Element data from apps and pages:
════
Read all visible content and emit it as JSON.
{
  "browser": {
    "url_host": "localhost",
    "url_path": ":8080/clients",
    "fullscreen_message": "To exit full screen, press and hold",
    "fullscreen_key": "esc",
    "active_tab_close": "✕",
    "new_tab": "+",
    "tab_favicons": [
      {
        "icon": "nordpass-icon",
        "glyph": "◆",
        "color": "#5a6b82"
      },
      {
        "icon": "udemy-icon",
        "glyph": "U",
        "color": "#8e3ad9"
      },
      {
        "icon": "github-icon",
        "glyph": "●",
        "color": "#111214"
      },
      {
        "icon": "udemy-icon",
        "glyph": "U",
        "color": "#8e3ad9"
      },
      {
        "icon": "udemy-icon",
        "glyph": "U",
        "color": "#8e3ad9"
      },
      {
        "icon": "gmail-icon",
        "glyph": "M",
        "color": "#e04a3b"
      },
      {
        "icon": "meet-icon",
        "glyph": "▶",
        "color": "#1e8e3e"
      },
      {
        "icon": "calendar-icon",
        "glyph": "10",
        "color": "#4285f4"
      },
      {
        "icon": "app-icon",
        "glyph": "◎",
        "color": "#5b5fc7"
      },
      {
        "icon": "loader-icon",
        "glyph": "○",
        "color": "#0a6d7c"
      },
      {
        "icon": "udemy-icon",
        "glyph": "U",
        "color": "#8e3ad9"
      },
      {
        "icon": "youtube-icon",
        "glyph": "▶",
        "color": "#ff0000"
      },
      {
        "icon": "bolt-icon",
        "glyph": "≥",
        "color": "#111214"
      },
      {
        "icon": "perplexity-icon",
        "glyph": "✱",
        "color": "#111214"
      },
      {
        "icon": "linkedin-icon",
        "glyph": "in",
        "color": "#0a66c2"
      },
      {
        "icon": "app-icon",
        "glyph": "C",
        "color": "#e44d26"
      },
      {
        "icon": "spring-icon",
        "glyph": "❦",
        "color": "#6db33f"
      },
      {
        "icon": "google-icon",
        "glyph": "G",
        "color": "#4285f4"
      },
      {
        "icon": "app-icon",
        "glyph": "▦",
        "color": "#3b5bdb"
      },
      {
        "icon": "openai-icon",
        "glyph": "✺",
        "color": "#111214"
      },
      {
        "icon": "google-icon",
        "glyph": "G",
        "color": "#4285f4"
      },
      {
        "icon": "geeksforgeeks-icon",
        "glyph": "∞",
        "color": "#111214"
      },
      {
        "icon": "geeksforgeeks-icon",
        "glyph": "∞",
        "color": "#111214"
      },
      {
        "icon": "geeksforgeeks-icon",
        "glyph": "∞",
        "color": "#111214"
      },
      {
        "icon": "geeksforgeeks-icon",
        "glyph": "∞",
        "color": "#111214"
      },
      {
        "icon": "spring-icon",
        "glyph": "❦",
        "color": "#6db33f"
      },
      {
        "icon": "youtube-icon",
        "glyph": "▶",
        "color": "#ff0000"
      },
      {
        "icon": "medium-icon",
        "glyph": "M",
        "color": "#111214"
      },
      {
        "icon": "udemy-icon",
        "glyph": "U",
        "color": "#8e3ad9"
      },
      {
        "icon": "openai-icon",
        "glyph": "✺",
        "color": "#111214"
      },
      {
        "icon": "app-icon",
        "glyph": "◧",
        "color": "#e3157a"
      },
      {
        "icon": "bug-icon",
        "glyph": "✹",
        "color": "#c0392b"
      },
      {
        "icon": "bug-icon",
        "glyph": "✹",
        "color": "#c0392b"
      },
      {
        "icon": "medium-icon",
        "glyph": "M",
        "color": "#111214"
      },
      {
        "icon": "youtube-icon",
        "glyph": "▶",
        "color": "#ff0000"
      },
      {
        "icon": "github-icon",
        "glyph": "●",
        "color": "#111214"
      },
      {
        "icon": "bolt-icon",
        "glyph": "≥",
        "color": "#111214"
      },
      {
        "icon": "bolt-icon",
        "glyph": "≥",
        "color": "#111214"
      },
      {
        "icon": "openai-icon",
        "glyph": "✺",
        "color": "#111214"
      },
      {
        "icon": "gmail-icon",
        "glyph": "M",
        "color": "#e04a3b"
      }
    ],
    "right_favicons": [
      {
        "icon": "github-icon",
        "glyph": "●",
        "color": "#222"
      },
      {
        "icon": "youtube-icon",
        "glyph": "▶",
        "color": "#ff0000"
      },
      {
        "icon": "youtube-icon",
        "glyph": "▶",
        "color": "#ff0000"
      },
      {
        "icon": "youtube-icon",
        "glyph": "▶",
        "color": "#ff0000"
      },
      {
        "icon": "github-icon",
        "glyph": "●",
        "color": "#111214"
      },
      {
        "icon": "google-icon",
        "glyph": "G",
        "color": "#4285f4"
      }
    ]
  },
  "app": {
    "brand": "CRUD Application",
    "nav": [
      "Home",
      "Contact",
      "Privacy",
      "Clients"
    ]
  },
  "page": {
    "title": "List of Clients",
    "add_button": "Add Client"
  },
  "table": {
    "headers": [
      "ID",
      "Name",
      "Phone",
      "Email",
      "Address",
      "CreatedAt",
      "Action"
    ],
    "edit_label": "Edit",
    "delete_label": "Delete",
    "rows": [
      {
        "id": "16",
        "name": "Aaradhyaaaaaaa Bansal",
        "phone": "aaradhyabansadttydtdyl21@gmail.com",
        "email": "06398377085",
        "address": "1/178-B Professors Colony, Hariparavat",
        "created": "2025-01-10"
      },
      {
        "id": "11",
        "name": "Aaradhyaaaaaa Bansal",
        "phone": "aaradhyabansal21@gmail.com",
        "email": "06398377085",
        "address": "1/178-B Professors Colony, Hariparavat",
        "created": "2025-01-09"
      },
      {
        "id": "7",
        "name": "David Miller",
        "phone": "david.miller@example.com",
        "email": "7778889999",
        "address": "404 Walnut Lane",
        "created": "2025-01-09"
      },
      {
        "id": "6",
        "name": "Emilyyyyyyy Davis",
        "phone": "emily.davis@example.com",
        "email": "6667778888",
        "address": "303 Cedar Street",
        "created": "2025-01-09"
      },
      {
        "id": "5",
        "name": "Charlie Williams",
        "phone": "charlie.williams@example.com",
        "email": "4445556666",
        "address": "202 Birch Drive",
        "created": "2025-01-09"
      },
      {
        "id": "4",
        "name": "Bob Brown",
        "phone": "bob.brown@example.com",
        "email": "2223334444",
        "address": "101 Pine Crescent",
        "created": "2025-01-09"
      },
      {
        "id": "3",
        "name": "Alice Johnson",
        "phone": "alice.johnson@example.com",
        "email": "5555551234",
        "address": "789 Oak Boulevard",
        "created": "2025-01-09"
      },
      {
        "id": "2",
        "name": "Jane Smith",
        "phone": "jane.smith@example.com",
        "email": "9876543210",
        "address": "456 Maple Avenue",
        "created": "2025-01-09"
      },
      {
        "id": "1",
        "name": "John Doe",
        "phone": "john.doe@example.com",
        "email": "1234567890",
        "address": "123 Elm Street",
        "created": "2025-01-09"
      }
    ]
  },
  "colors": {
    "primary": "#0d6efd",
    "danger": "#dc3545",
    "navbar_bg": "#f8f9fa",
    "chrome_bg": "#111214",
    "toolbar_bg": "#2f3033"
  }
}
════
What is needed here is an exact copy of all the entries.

Task output:
Read all visible content and emit it as JSON.
{
  "browser": {
    "url_host": "localhost",
    "url_path": ":8080/clients",
    "fullscreen_message": "To exit full screen, press and hold",
    "fullscreen_key": "esc",
    "active_tab_close": "✕",
    "new_tab": "+",
    "tab_favicons": [
      {
        "icon": "nordpass-icon",
        "glyph": "◆",
        "color": "#5a6b82"
      },
      {
        "icon": "udemy-icon",
        "glyph": "U",
        "color": "#8e3ad9"
      },
      {
        "icon": "github-icon",
        "glyph": "●",
        "color": "#111214"
      },
      {
        "icon": "udemy-icon",
        "glyph": "U",
        "color": "#8e3ad9"
      },
      {
        "icon": "udemy-icon",
        "glyph": "U",
        "color": "#8e3ad9"
      },
      {
        "icon": "gmail-icon",
        "glyph": "M",
        "color": "#e04a3b"
      },
      {
        "icon": "meet-icon",
        "glyph": "▶",
        "color": "#1e8e3e"
      },
      {
        "icon": "calendar-icon",
        "glyph": "10",
        "color": "#4285f4"
      },
      {
        "icon": "app-icon",
        "glyph": "◎",
        "color": "#5b5fc7"
      },
      {
        "icon": "loader-icon",
        "glyph": "○",
        "color": "#0a6d7c"
      },
      {
        "icon": "udemy-icon",
        "glyph": "U",
        "color": "#8e3ad9"
      },
      {
        "icon": "youtube-icon",
        "glyph": "▶",
        "color": "#ff0000"
      },
      {
        "icon": "bolt-icon",
        "glyph": "≥",
        "color": "#111214"
      },
      {
        "icon": "perplexity-icon",
        "glyph": "✱",
        "color": "#111214"
      },
      {
        "icon": "linkedin-icon",
        "glyph": "in",
        "color": "#0a66c2"
      },
      {
        "icon": "app-icon",
        "glyph": "C",
        "color": "#e44d26"
      },
      {
        "icon": "spring-icon",
        "glyph": "❦",
        "color": "#6db33f"
      },
      {
        "icon": "google-icon",
        "glyph": "G",
        "color": "#4285f4"
      },
      {
        "icon": "app-icon",
        "glyph": "▦",
        "color": "#3b5bdb"
      },
      {
        "icon": "openai-icon",
        "glyph": "✺",
        "color": "#111214"
      },
      {
        "icon": "google-icon",
        "glyph": "G",
        "color": "#4285f4"
      },
      {
        "icon": "geeksforgeeks-icon",
        "glyph": "∞",
        "color": "#111214"
      },
      {
        "icon": "geeksforgeeks-icon",
        "glyph": "∞",
        "color": "#111214"
      },
      {
        "icon": "geeksforgeeks-icon",
        "glyph": "∞",
        "color": "#111214"
      },
      {
        "icon": "geeksforgeeks-icon",
        "glyph": "∞",
        "color": "#111214"
      },
      {
        "icon": "spring-icon",
        "glyph": "❦",
        "color": "#6db33f"
      },
      {
        "icon": "youtube-icon",
        "glyph": "▶",
        "color": "#ff0000"
      },
      {
        "icon": "medium-icon",
        "glyph": "M",
        "color": "#111214"
      },
      {
        "icon": "udemy-icon",
        "glyph": "U",
        "color": "#8e3ad9"
      },
      {
        "icon": "openai-icon",
        "glyph": "✺",
        "color": "#111214"
      },
      {
        "icon": "app-icon",
        "glyph": "◧",
        "color": "#e3157a"
      },
      {
        "icon": "bug-icon",
        "glyph": "✹",
        "color": "#c0392b"
      },
      {
        "icon": "bug-icon",
        "glyph": "✹",
        "color": "#c0392b"
      },
      {
        "icon": "medium-icon",
        "glyph": "M",
        "color": "#111214"
      },
      {
        "icon": "youtube-icon",
        "glyph": "▶",
        "color": "#ff0000"
      },
      {
        "icon": "github-icon",
        "glyph": "●",
        "color": "#111214"
      },
      {
        "icon": "bolt-icon",
        "glyph": "≥",
        "color": "#111214"
      },
      {
        "icon": "bolt-icon",
        "glyph": "≥",
        "color": "#111214"
      },
      {
        "icon": "openai-icon",
        "glyph": "✺",
        "color": "#111214"
      },
      {
        "icon": "gmail-icon",
        "glyph": "M",
        "color": "#e04a3b"
      }
    ],
    "right_favicons": [
      {
        "icon": "github-icon",
        "glyph": "●",
        "color": "#222"
      },
      {
        "icon": "youtube-icon",
        "glyph": "▶",
        "color": "#ff0000"
      },
      {
        "icon": "youtube-icon",
        "glyph": "▶",
        "color": "#ff0000"
      },
      {
        "icon": "youtube-icon",
        "glyph": "▶",
        "color": "#ff0000"
      },
      {
        "icon": "github-icon",
        "glyph": "●",
        "color": "#111214"
      },
      {
        "icon": "google-icon",
        "glyph": "G",
        "color": "#4285f4"
      }
    ]
  },
  "app": {
    "brand": "CRUD Application",
    "nav": [
      "Home",
      "Contact",
      "Privacy",
      "Clients"
    ]
  },
  "page": {
    "title": "List of Clients",
    "add_button": "Add Client"
  },
  "table": {
    "headers": [
      "ID",
      "Name",
      "Phone",
      "Email",
      "Address",
      "CreatedAt",
      "Action"
    ],
    "edit_label": "Edit",
    "delete_label": "Delete",
    "rows": [
      {
        "id": "16",
        "name": "Aaradhyaaaaaaa Bansal",
        "phone": "aaradhyabansadttydtdyl21@gmail.com",
        "email": "06398377085",
        "address": "1/178-B Professors Colony, Hariparavat",
        "created": "2025-01-10"
      },
      {
        "id": "11",
        "name": "Aaradhyaaaaaa Bansal",
        "phone": "aaradhyabansal21@gmail.com",
        "email": "06398377085",
        "address": "1/178-B Professors Colony, Hariparavat",
        "created": "2025-01-09"
      },
      {
        "id": "7",
        "name": "David Miller",
        "phone": "david.miller@example.com",
        "email": "7778889999",
        "address": "404 Walnut Lane",
        "created": "2025-01-09"
      },
      {
        "id": "6",
        "name": "Emilyyyyyyy Davis",
        "phone": "emily.davis@example.com",
        "email": "6667778888",
        "address": "303 Cedar Street",
        "created": "2025-01-09"
      },
      {
        "id": "5",
        "name": "Charlie Williams",
        "phone": "charlie.williams@example.com",
        "email": "4445556666",
        "address": "202 Birch Drive",
        "created": "2025-01-09"
      },
      {
        "id": "4",
        "name": "Bob Brown",
        "phone": "bob.brown@example.com",
        "email": "2223334444",
        "address": "101 Pine Crescent",
        "created": "2025-01-09"
      },
      {
        "id": "3",
        "name": "Alice Johnson",
        "phone": "alice.johnson@example.com",
        "email": "5555551234",
        "address": "789 Oak Boulevard",
        "created": "2025-01-09"
      },
      {
        "id": "2",
        "name": "Jane Smith",
        "phone": "jane.smith@example.com",
        "email": "9876543210",
        "address": "456 Maple Avenue",
        "created": "2025-01-09"
      },
      {
        "id": "1",
        "name": "John Doe",
        "phone": "john.doe@example.com",
        "email": "1234567890",
        "address": "123 Elm Street",
        "created": "2025-01-09"
      }
    ]
  },
  "colors": {
    "primary": "#0d6efd",
    "danger": "#dc3545",
    "navbar_bg": "#f8f9fa",
    "chrome_bg": "#111214",
    "toolbar_bg": "#2f3033"
  }
}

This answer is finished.